He also raised the fact that just two rangers would be covering the stretch of coast from Chichester to Titchfield near Fareham.

He asked: “Can they actually be really effective at meeting the potential damage that’s done by dogs running amok?”

Diane Shepherd, chief executive at CDC, described how the policy had been in development for a long time and she did not think councillors had ‘any other option but to support this’.

Clare Apel, Lib Dem group leader, felt it was ‘naive’ to only review the strategy every three years. She said: “I think we should be looking at this at least annually.”

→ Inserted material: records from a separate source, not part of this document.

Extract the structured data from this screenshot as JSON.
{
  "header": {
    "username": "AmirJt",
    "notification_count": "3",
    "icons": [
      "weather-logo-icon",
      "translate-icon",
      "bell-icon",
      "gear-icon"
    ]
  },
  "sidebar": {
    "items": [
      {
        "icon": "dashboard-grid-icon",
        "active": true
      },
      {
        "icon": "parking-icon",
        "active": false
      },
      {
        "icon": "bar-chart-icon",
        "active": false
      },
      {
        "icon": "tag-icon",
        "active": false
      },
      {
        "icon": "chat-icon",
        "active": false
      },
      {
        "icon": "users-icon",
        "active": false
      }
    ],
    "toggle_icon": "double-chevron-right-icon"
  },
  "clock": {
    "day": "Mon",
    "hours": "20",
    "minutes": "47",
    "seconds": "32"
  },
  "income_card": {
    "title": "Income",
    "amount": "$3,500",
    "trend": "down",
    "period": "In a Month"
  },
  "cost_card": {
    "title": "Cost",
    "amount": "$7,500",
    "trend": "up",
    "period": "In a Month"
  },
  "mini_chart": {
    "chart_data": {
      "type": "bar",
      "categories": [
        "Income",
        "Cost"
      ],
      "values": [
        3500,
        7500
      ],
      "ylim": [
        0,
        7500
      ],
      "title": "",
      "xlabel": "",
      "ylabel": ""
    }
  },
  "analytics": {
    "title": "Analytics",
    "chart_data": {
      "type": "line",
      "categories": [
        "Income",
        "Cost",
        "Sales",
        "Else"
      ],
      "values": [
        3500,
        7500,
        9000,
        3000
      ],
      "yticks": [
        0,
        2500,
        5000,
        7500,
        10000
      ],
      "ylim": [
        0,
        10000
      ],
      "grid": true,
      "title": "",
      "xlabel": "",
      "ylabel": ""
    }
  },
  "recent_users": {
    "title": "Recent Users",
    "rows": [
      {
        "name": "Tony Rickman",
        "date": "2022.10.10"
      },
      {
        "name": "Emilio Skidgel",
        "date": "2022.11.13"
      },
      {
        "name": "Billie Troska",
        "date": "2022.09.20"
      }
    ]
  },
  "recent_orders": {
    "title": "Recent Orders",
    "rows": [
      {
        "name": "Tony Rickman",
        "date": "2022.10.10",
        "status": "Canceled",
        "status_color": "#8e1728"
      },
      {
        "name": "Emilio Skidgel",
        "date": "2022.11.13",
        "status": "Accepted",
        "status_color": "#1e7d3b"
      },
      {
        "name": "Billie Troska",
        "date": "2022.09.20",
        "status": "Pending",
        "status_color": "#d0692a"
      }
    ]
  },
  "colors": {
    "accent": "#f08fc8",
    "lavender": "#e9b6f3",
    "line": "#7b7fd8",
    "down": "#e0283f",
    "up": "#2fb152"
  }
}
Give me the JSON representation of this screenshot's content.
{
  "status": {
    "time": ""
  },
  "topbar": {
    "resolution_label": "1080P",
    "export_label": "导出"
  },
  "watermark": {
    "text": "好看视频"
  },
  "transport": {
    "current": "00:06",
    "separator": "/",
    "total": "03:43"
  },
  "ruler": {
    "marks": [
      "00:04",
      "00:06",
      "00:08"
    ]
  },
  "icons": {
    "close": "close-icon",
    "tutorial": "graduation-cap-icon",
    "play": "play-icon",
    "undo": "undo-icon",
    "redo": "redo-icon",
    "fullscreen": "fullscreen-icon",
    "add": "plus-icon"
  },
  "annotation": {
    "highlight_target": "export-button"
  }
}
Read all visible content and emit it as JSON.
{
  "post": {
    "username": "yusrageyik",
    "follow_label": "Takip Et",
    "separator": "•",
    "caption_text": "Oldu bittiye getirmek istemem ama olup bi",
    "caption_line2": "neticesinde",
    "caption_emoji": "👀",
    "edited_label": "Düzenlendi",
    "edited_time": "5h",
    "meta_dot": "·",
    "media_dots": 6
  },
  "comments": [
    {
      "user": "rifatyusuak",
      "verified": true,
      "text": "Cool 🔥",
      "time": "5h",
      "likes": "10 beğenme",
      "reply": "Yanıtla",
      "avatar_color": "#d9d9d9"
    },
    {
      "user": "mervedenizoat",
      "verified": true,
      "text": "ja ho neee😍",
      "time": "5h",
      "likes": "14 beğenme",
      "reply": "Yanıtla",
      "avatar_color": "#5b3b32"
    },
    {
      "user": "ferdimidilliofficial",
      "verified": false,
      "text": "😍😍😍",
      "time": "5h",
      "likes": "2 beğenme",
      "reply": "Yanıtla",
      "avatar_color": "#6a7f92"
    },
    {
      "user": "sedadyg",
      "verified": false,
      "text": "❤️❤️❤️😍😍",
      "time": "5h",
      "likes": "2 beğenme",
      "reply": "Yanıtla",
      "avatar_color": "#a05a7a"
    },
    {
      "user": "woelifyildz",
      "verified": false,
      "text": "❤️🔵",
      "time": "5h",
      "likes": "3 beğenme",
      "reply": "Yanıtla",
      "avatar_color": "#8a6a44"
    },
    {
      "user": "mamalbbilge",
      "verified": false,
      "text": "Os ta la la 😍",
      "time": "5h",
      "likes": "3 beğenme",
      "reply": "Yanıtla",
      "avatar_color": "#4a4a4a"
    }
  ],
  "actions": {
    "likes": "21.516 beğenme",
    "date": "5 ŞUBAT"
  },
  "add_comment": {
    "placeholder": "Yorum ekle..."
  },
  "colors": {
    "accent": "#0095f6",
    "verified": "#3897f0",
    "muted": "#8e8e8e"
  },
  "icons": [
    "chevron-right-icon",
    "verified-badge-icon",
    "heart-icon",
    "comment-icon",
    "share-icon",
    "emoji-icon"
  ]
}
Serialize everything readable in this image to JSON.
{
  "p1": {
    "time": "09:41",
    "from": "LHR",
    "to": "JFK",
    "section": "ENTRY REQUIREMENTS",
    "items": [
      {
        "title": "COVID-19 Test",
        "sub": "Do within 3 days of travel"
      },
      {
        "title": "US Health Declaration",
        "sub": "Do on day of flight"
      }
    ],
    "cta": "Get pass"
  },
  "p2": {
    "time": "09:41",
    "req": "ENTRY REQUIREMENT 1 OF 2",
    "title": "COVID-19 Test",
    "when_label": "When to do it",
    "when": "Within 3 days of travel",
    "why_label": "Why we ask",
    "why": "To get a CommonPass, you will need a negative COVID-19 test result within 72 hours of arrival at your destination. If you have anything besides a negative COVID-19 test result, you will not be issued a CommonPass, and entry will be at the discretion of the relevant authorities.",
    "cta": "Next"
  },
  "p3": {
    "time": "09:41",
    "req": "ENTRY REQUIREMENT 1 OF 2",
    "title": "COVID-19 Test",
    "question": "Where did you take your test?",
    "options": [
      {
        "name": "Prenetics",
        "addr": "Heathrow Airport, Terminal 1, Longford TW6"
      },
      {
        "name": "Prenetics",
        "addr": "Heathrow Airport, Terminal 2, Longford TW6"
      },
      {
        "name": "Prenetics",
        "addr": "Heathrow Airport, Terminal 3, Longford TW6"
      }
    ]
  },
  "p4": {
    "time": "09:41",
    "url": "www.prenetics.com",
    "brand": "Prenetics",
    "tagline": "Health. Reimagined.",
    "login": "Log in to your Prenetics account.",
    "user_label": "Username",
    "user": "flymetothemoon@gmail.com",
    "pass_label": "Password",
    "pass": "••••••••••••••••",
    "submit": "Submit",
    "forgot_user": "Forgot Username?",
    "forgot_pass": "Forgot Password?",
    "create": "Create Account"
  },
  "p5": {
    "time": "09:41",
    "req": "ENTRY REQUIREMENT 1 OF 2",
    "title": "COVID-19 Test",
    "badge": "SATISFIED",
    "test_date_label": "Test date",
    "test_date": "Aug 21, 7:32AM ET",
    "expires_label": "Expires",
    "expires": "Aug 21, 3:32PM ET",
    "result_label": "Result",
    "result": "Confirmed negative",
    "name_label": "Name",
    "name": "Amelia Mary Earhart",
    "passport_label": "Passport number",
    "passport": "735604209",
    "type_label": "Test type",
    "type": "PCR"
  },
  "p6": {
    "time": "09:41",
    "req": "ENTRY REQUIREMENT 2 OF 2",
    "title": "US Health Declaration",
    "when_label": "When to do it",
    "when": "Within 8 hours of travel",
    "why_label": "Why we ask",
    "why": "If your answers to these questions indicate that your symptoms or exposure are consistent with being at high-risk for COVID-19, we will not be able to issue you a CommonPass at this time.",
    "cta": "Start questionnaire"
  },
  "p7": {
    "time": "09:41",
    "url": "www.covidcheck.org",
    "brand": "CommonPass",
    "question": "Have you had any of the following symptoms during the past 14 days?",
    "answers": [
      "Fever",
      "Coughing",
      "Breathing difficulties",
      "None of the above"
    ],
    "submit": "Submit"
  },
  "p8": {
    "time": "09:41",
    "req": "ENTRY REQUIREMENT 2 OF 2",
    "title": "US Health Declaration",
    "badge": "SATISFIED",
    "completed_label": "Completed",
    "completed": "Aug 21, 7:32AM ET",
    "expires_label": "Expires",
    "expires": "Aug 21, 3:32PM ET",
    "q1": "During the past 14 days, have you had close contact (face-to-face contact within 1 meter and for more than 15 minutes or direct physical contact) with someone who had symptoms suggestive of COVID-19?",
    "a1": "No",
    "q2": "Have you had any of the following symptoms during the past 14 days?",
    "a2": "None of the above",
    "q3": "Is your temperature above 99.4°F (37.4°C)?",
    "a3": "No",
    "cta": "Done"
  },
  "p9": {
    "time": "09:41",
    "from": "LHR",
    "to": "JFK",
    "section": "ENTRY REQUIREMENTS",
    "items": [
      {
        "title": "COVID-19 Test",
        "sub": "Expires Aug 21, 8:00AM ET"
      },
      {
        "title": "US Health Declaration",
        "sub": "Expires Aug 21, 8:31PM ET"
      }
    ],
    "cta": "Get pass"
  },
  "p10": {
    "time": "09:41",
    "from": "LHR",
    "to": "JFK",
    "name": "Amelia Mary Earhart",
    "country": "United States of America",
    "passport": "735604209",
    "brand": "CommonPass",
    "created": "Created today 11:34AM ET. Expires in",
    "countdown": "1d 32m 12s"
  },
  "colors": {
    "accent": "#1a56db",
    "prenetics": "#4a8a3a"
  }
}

But in response Susan Taylor, cabinet member for planning services, suggested they needed to ‘give it time to bed in’.

Other councillors questioned how the sliding scale of contributions had been calculated with £337 for a one-bedroom dwelling up to £880 for a five-bedroom home or larger.

Mrs Taylor described how developers had been consulted and were ‘happy’ with the strategy.

Conservative Simon Oakley suggested that while soft measures such as persuasion and education were ‘worthy’ he tended to agree with other speakers that they may be ‘entirely ineffectual’ over such a large area.

He added: “I will bet you in three years’ time we are going to have to go down the enforcement route.”

CDC is a member of Bird Aware Solent. For more information visit http://www.birdaware.org/home

The council is also consulting on plans to create a network of dog activity areas outside the harbour with support from the National Trust and Chichester Harbour Conservancy.

Features could include dog tunnels, weaves, jumps, balance equipment and dog ponds that can be used all year round, especially in winter, to reduce the disturbance to visiting winter wading birds.

To comment visit www.chichester.gov.uk/currentconsultations